──────── Information shown ────────

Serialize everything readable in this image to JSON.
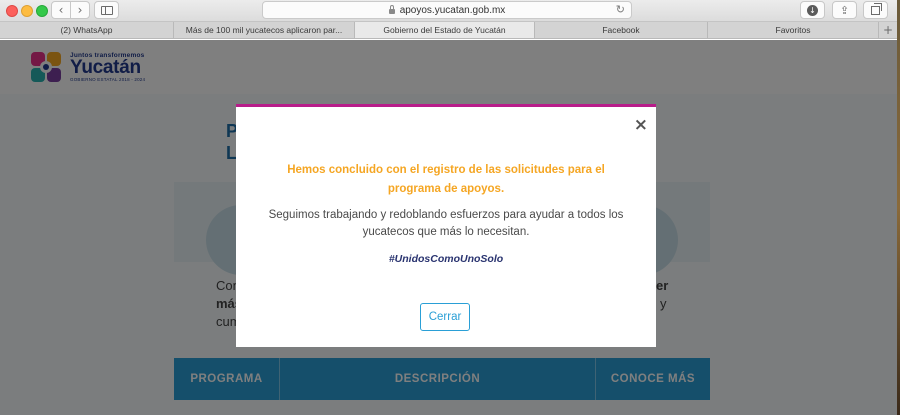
{
  "browser": {
    "url": "apoyos.yucatan.gob.mx",
    "tabs": [
      {
        "label": "(2) WhatsApp"
      },
      {
        "label": "Más de 100 mil yucatecos aplicaron par..."
      },
      {
        "label": "Gobierno del Estado de Yucatán"
      },
      {
        "label": "Facebook"
      },
      {
        "label": "Favoritos"
      }
    ],
    "new_tab_label": "+"
  },
  "site": {
    "logo_tagline": "Juntos transformemos",
    "logo_name": "Yucatán",
    "logo_sub": "GOBIERNO ESTATAL 2018 - 2024",
    "bg_heading_line1": "P",
    "bg_heading_line2": "L",
    "bg_text_left_1": "Con",
    "bg_text_left_2": "más",
    "bg_text_left_3": "cum",
    "bg_text_right_1": "er",
    "bg_text_right_2": "y",
    "table_headers": [
      "PROGRAMA",
      "DESCRIPCIÓN",
      "CONOCE MÁS"
    ]
  },
  "modal": {
    "title": "Hemos concluido con el registro de las solicitudes para el programa de apoyos.",
    "body": "Seguimos trabajando y redoblando esfuerzos para ayudar a todos los yucatecos que más lo necesitan.",
    "hashtag": "#UnidosComoUnoSolo",
    "close_button": "Cerrar",
    "close_icon": "×"
  },
  "colors": {
    "modal_accent": "#b81d8a",
    "title_orange": "#f5a623",
    "button_blue": "#2a9fd6"
  }
}
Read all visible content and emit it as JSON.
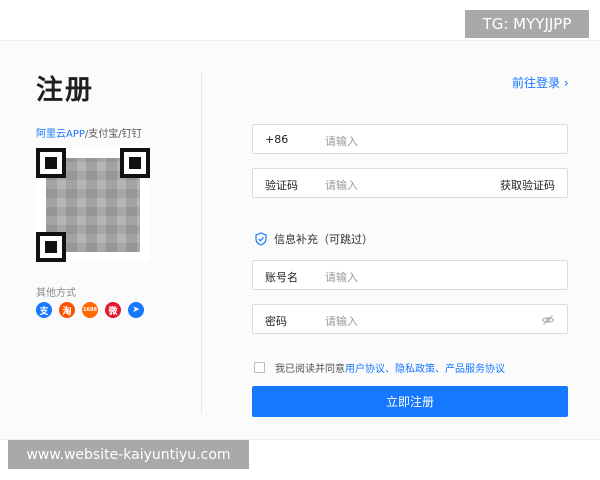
{
  "watermark": {
    "tg": "TG: MYYJJPP",
    "site": "www.website-kaiyuntiyu.com"
  },
  "left": {
    "title": "注册",
    "apps": {
      "blue": "阿里云APP",
      "rest": "/支付宝/钉钉"
    },
    "other_label": "其他方式",
    "social": [
      {
        "name": "alipay-icon",
        "glyph": "支",
        "color": "#1677ff"
      },
      {
        "name": "taobao-icon",
        "glyph": "淘",
        "color": "#ff5000"
      },
      {
        "name": "1688-icon",
        "glyph": "1688",
        "color": "#ff6a00"
      },
      {
        "name": "weibo-icon",
        "glyph": "微",
        "color": "#e6162d"
      },
      {
        "name": "dingtalk-icon",
        "glyph": "➤",
        "color": "#1677ff"
      }
    ]
  },
  "right": {
    "login_link": "前往登录 ›",
    "phone": {
      "prefix": "+86",
      "placeholder": "请输入"
    },
    "code": {
      "label": "验证码",
      "placeholder": "请输入",
      "action": "获取验证码"
    },
    "info": "信息补充（可跳过）",
    "account": {
      "label": "账号名",
      "placeholder": "请输入"
    },
    "password": {
      "label": "密码",
      "placeholder": "请输入"
    },
    "agree": {
      "text": "我已阅读并同意",
      "links": "用户协议、隐私政策、产品服务协议"
    },
    "submit": "立即注册"
  }
}
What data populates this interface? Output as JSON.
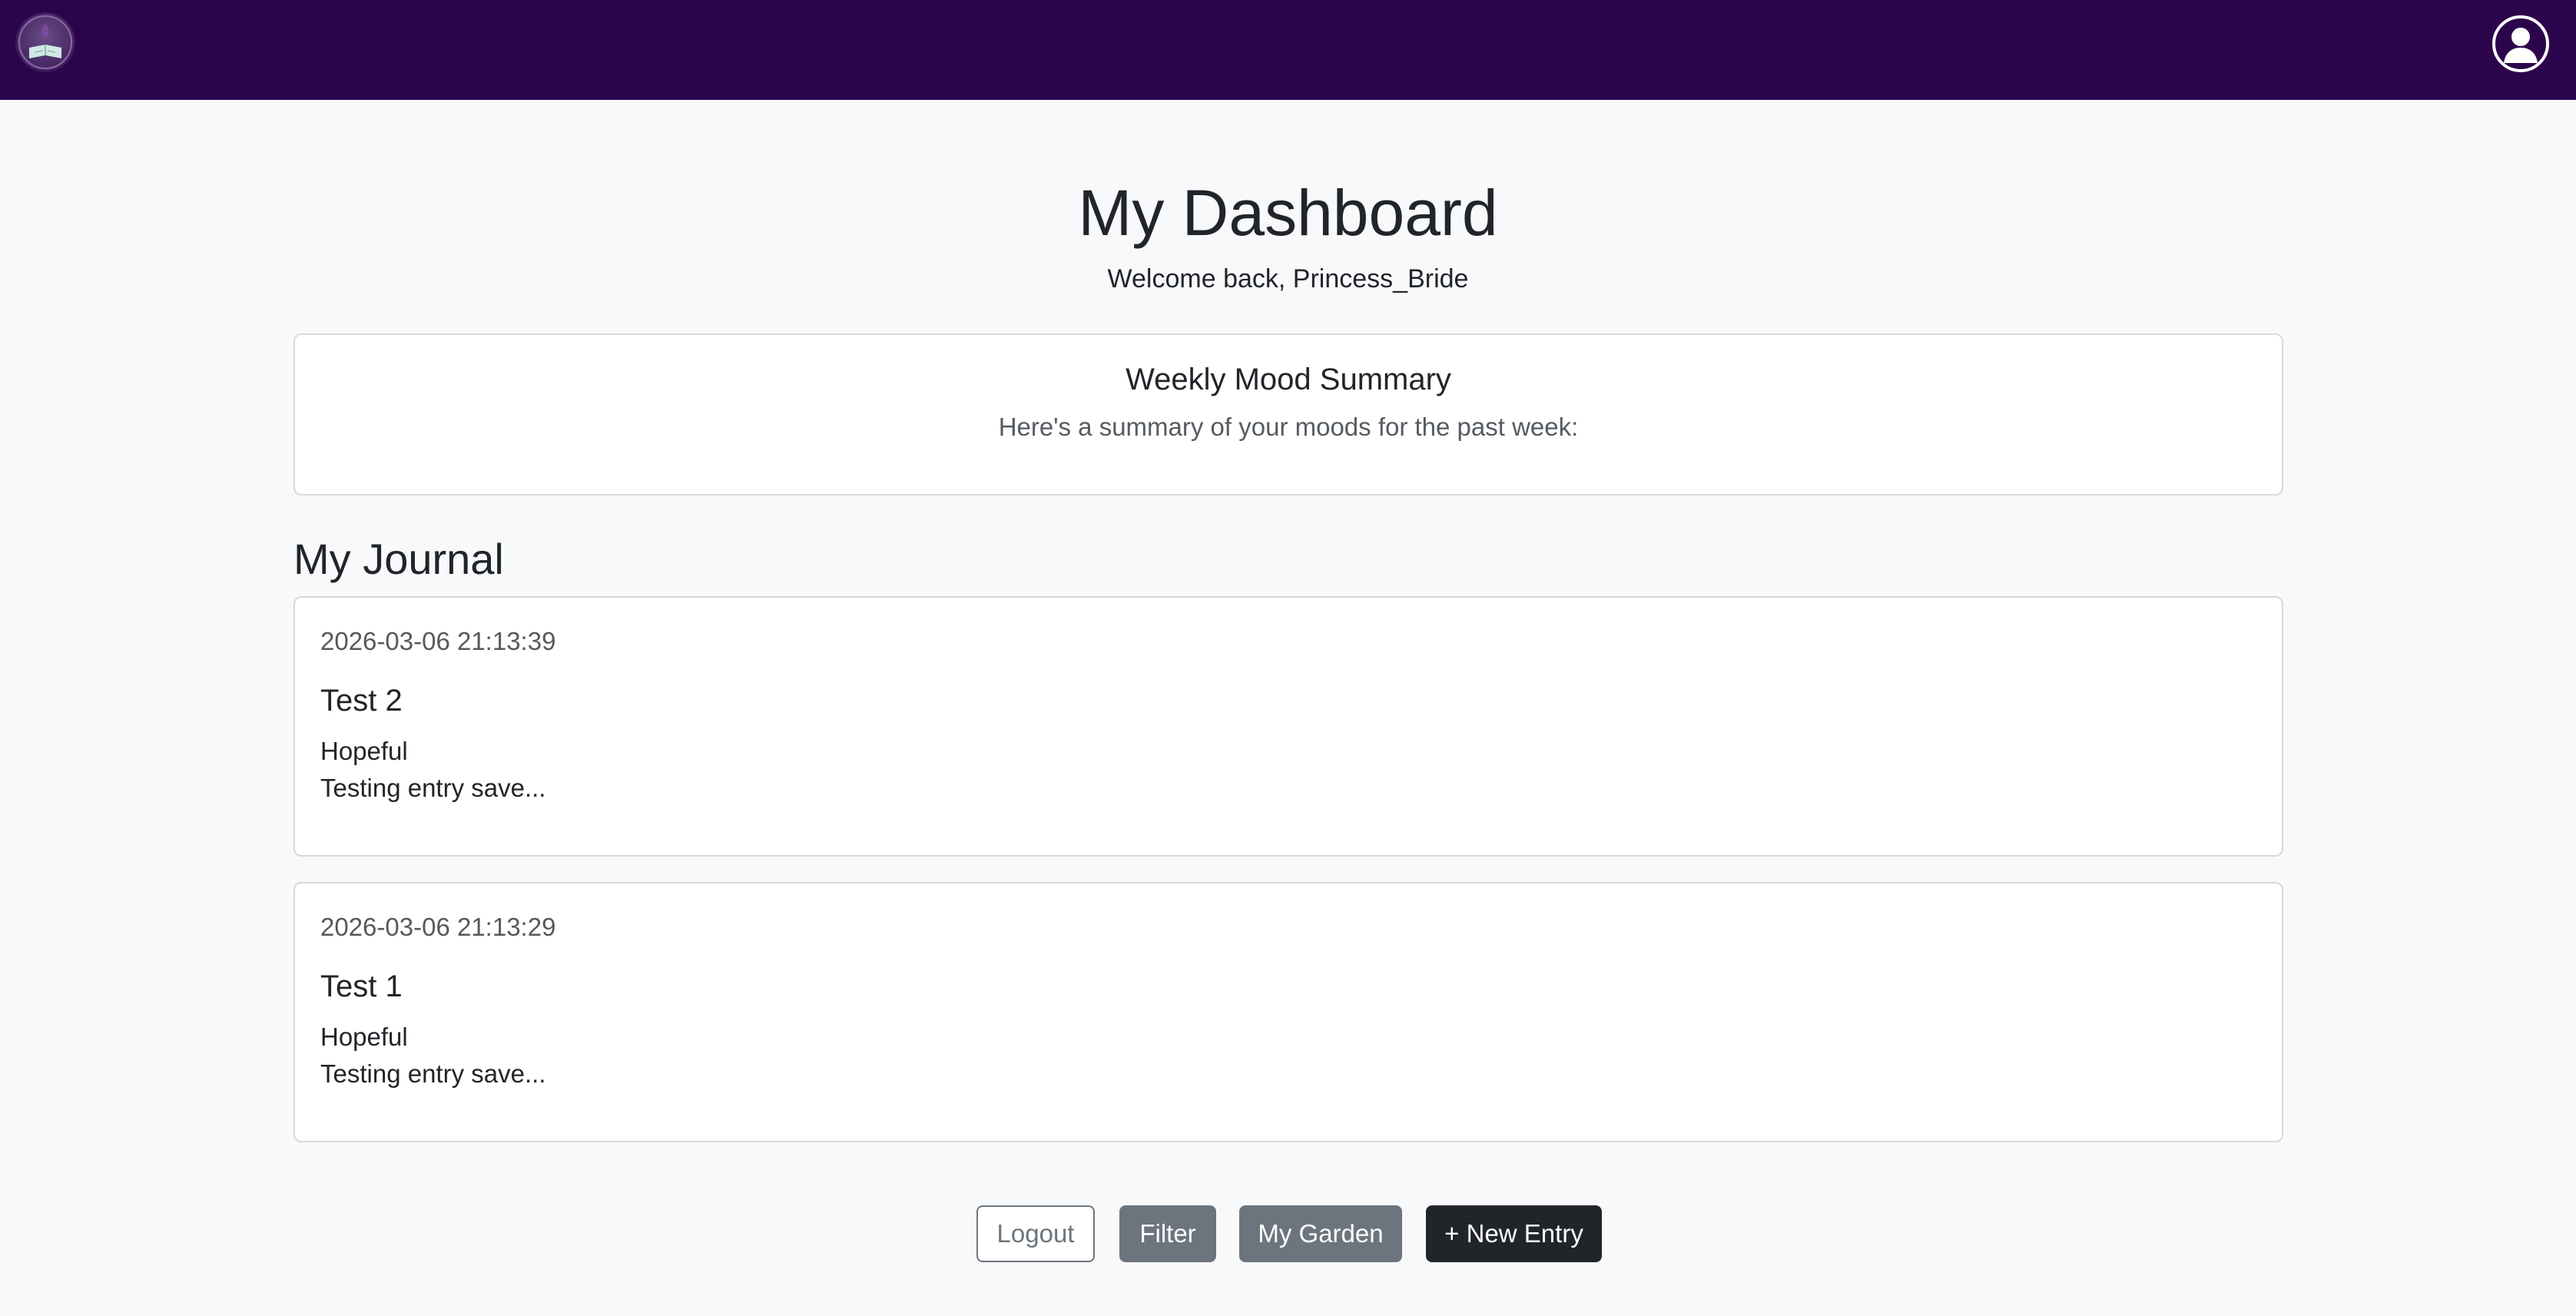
{
  "header": {
    "logo_icon": "journal-book-logo-icon",
    "profile_icon": "user-profile-icon",
    "background_color": "#2c044c"
  },
  "page": {
    "title": "My Dashboard",
    "welcome": "Welcome back, Princess_Bride"
  },
  "summary": {
    "title": "Weekly Mood Summary",
    "text": "Here's a summary of your moods for the past week:"
  },
  "journal": {
    "title": "My Journal",
    "entries": [
      {
        "date": "2026-03-06 21:13:39",
        "title": "Test 2",
        "mood": "Hopeful",
        "preview": "Testing entry save..."
      },
      {
        "date": "2026-03-06 21:13:29",
        "title": "Test 1",
        "mood": "Hopeful",
        "preview": "Testing entry save..."
      }
    ]
  },
  "actions": {
    "logout": "Logout",
    "filter": "Filter",
    "garden": "My Garden",
    "new_entry": "+ New Entry"
  }
}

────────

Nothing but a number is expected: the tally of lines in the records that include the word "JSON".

3